“This framework can be used by planners and engineers to determine how much a network’s capacity changes after a conversion, and also to unveil superior conversion options,” Gayah noted.

In Cincinnati, initiating such conversions can come in the form of streetscaping projects or through formal requests made by neighborhood leaders. From there, City engineers will determine the feasibility of suggested conversions. In some cases, like E. Twelfth, E. Thirteenth, Fourteenth Streets, City engineers have said that the streets are too narrow to be converted and remain one-way to allow for on-street parking.

The Over-the-Rhine Community Council recently submitted a request to the City to convert Main Street back to two-way traffic.

“At most times of the day Main Street has relatively light traffic and motorists speed down the street in order to make every green light,” Seth Maney, head of Main Street OTR, explained to UrbanCincy. “It can seem more like a drag strip than a pedestrian-oriented business district.”

The specific request from Over-the-Rhine activists is to convert both Main Street and Walnut Street. However, transportation officials say that the routing of the first phase of the Cincinnati Streetcar will prohibit such a conversion south of Twelfth Street.

“The streetcar route is something we have to consider if there was a desire to convert the north-south streets to two way traffic.” said Michael Moore, Director of Cincinnati’s Department of Transportation & Engineering (DOTE). “The conversion from Twelfth to Liberty Street, however, would be relatively simple.”

In addition to Twelfth Street, the streetcar’s routing along Elm and Race would also seem to make it improbable that either of those streets could be converted to two-way traffic.

How to grow the ranks of minorities riding bikes?

It can sometimes feel like the growing amount of discussion regarding bike infrastructure is being driven by wealthy white people moving back into the city. But between 2001 and 2009, the League of American Bicyclists found that it was Hispanic, African American and Asian America populations that saw the fastest growth as a share of all bike trips, and that those numbers could grow even more if the right policy choices are made. More from Urbanful:

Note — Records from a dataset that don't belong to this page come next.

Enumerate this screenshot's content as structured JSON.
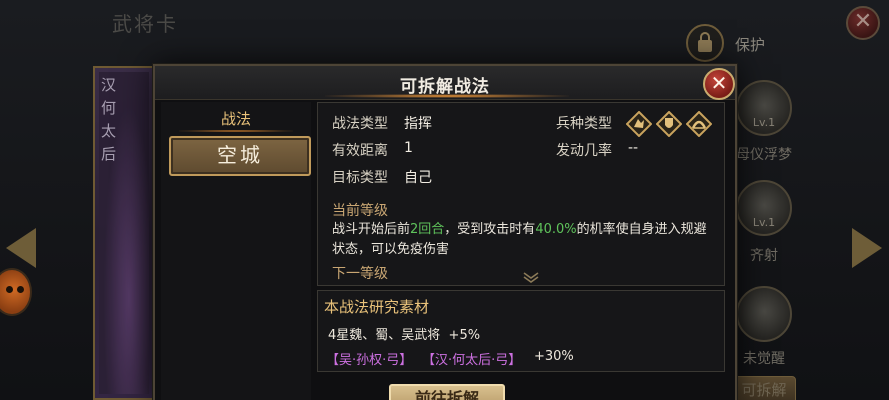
{
  "background": {
    "title": "武将卡",
    "lock_label": "保护",
    "card_text": "汉何太后",
    "skills": [
      {
        "level": "Lv.1",
        "name": "母仪浮梦"
      },
      {
        "level": "Lv.1",
        "name": "齐射"
      },
      {
        "level": "",
        "name": "未觉醒"
      }
    ],
    "split_button": "可拆解"
  },
  "modal": {
    "title": "可拆解战法",
    "close_glyph": "✕",
    "left": {
      "heading": "战法",
      "selected_tactic": "空城"
    },
    "details": {
      "type_label": "战法类型",
      "type_value": "指挥",
      "range_label": "有效距离",
      "range_value": "1",
      "target_label": "目标类型",
      "target_value": "自己",
      "troop_label": "兵种类型",
      "troop_icons": [
        "cavalry-icon",
        "shield-icon",
        "archer-icon"
      ],
      "rate_label": "发动几率",
      "rate_value": "--",
      "current_level_heading": "当前等级",
      "desc_part1": "战斗开始后前",
      "desc_rounds": "2回合",
      "desc_part2": "，受到攻击时有",
      "desc_rate": "40.0%",
      "desc_part3": "的机率使自身进入规避",
      "desc_line2": "状态，可以免疫伤害",
      "next_level_heading": "下一等级"
    },
    "materials": {
      "title": "本战法研究素材",
      "line1_text": "4星魏、蜀、吴武将",
      "line1_bonus": "+5%",
      "tag1": "【吴·孙权·弓】",
      "tag2": "【汉·何太后·弓】",
      "tags_bonus": "+30%"
    },
    "action_button": "前往拆解"
  },
  "colors": {
    "accent_gold": "#e9c27a",
    "highlight_green": "#5fc35b",
    "tag_purple": "#cc70e0"
  }
}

The LAB report found that 26% of people of color would potentially ride more but worry about safety of riding in traffic. Part of that could be fixed by better infrastructure like bike lanes.

Bike infrastructure like protected lanes is critical a long-term investment in minority communities. “People need to keep a close eye on the plans to ensure that communities of color get the same high-quality infrastructure as everywhere else. That will provide for the hundreds of people already pedaling along as well as attract more to join them,” said Marven Norman, vice president of the Inland Empire Biking Alliance, in response to a Green Lane Project article on minority bike use.